## [Task input]
Segment Open

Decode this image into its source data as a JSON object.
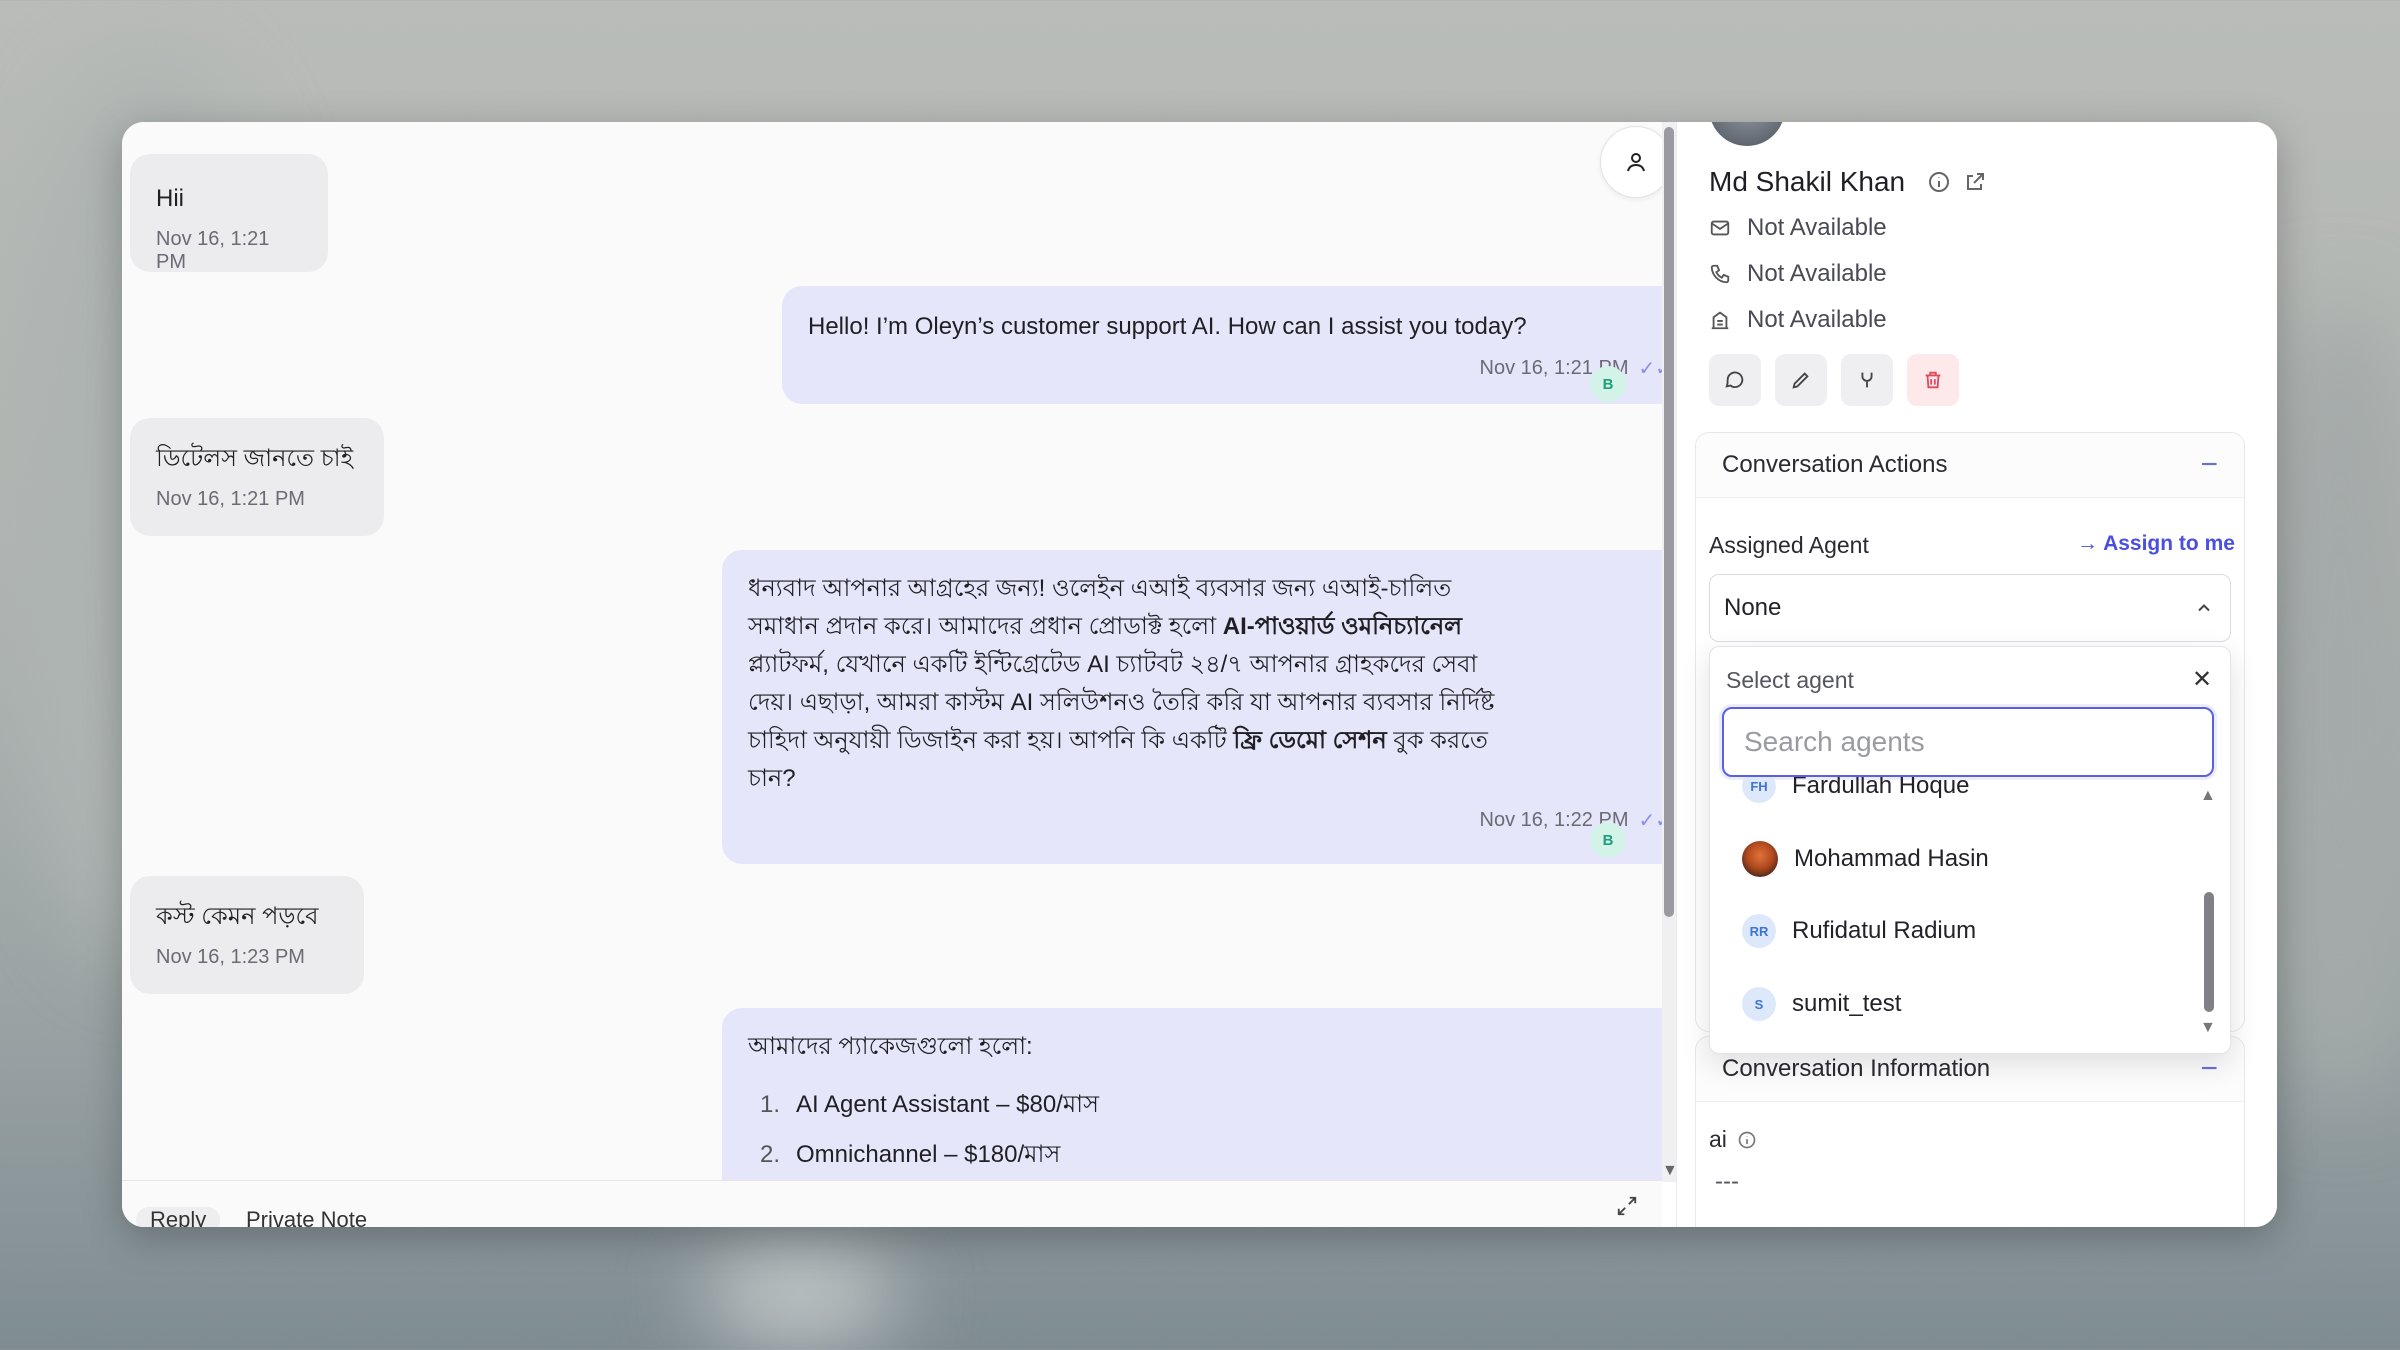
{
  "chat": {
    "messages": [
      {
        "dir": "in",
        "text": "Hii",
        "time": "Nov 16, 1:21 PM"
      },
      {
        "dir": "out",
        "text": "Hello! I’m Oleyn’s customer support AI. How can I assist you today?",
        "time": "Nov 16, 1:21 PM"
      },
      {
        "dir": "in",
        "text": "ডিটেলস জানতে চাই",
        "time": "Nov 16, 1:21 PM"
      },
      {
        "dir": "out",
        "line1": "ধন্যবাদ আপনার আগ্রহের জন্য! ওলেইন এআই ব্যবসার জন্য এআই-চালিত",
        "line2a": "সমাধান প্রদান করে। আমাদের প্রধান প্রোডাক্ট হলো ",
        "line2b": "AI-পাওয়ার্ড ওমনিচ্যানেল",
        "line3": "প্ল্যাটফর্ম, যেখানে একটি ইন্টিগ্রেটেড AI চ্যাটবট ২৪/৭ আপনার গ্রাহকদের সেবা",
        "line4": "দেয়। এছাড়া, আমরা কাস্টম AI সলিউশনও তৈরি করি যা আপনার ব্যবসার নির্দিষ্ট",
        "line5a": "চাহিদা অনুযায়ী ডিজাইন করা হয়। আপনি কি একটি ",
        "line5b": "ফ্রি ডেমো সেশন",
        "line5c": " বুক করতে",
        "line6": "চান?",
        "time": "Nov 16, 1:22 PM"
      },
      {
        "dir": "in",
        "text": "কস্ট কেমন পড়বে",
        "time": "Nov 16, 1:23 PM"
      },
      {
        "dir": "out",
        "text": "আমাদের প্যাকেজগুলো হলো:",
        "items": [
          {
            "num": "1.",
            "text": "AI Agent Assistant – $80/মাস"
          },
          {
            "num": "2.",
            "text": "Omnichannel – $180/মাস"
          }
        ]
      }
    ],
    "bot_initial": "B",
    "tabs": {
      "reply": "Reply",
      "private_note": "Private Note"
    }
  },
  "contact": {
    "name": "Md Shakil Khan",
    "email": "Not Available",
    "phone": "Not Available",
    "company": "Not Available"
  },
  "conversation_actions": {
    "title": "Conversation Actions",
    "assigned_agent_label": "Assigned Agent",
    "assign_to_me": "Assign to me",
    "selected_agent": "None",
    "dropdown": {
      "title": "Select agent",
      "search_placeholder": "Search agents",
      "agents": [
        {
          "name": "Fardullah Hoque",
          "initials": "FH"
        },
        {
          "name": "Mohammad Hasin",
          "initials": ""
        },
        {
          "name": "Rufidatul Radium",
          "initials": "RR"
        },
        {
          "name": "sumit_test",
          "initials": "S"
        }
      ]
    }
  },
  "conversation_information": {
    "title": "Conversation Information",
    "field_label": "ai",
    "field_value": "---"
  },
  "colors": {
    "accent": "#5b5fe4",
    "outgoing_bubble": "#e6e6fb",
    "incoming_bubble": "#ececee"
  }
}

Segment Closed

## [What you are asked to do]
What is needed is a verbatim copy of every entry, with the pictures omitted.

## [Task result]
Decode this image into its source data as a JSON object.
{
  "chat": {
    "messages": [
      {
        "dir": "in",
        "text": "Hii",
        "time": "Nov 16, 1:21 PM"
      },
      {
        "dir": "out",
        "text": "Hello! I’m Oleyn’s customer support AI. How can I assist you today?",
        "time": "Nov 16, 1:21 PM"
      },
      {
        "dir": "in",
        "text": "ডিটেলস জানতে চাই",
        "time": "Nov 16, 1:21 PM"
      },
      {
        "dir": "out",
        "line1": "ধন্যবাদ আপনার আগ্রহের জন্য! ওলেইন এআই ব্যবসার জন্য এআই-চালিত",
        "line2a": "সমাধান প্রদান করে। আমাদের প্রধান প্রোডাক্ট হলো ",
        "line2b": "AI-পাওয়ার্ড ওমনিচ্যানেল",
        "line3": "প্ল্যাটফর্ম, যেখানে একটি ইন্টিগ্রেটেড AI চ্যাটবট ২৪/৭ আপনার গ্রাহকদের সেবা",
        "line4": "দেয়। এছাড়া, আমরা কাস্টম AI সলিউশনও তৈরি করি যা আপনার ব্যবসার নির্দিষ্ট",
        "line5a": "চাহিদা অনুযায়ী ডিজাইন করা হয়। আপনি কি একটি ",
        "line5b": "ফ্রি ডেমো সেশন",
        "line5c": " বুক করতে",
        "line6": "চান?",
        "time": "Nov 16, 1:22 PM"
      },
      {
        "dir": "in",
        "text": "কস্ট কেমন পড়বে",
        "time": "Nov 16, 1:23 PM"
      },
      {
        "dir": "out",
        "text": "আমাদের প্যাকেজগুলো হলো:",
        "items": [
          {
            "num": "1.",
            "text": "AI Agent Assistant – $80/মাস"
          },
          {
            "num": "2.",
            "text": "Omnichannel – $180/মাস"
          }
        ]
      }
    ],
    "bot_initial": "B",
    "tabs": {
      "reply": "Reply",
      "private_note": "Private Note"
    }
  },
  "contact": {
    "name": "Md Shakil Khan",
    "email": "Not Available",
    "phone": "Not Available",
    "company": "Not Available"
  },
  "conversation_actions": {
    "title": "Conversation Actions",
    "assigned_agent_label": "Assigned Agent",
    "assign_to_me": "Assign to me",
    "selected_agent": "None",
    "dropdown": {
      "title": "Select agent",
      "search_placeholder": "Search agents",
      "agents": [
        {
          "name": "Fardullah Hoque",
          "initials": "FH"
        },
        {
          "name": "Mohammad Hasin",
          "initials": ""
        },
        {
          "name": "Rufidatul Radium",
          "initials": "RR"
        },
        {
          "name": "sumit_test",
          "initials": "S"
        }
      ]
    }
  },
  "conversation_information": {
    "title": "Conversation Information",
    "field_label": "ai",
    "field_value": "---"
  },
  "colors": {
    "accent": "#5b5fe4",
    "outgoing_bubble": "#e6e6fb",
    "incoming_bubble": "#ececee"
  }
}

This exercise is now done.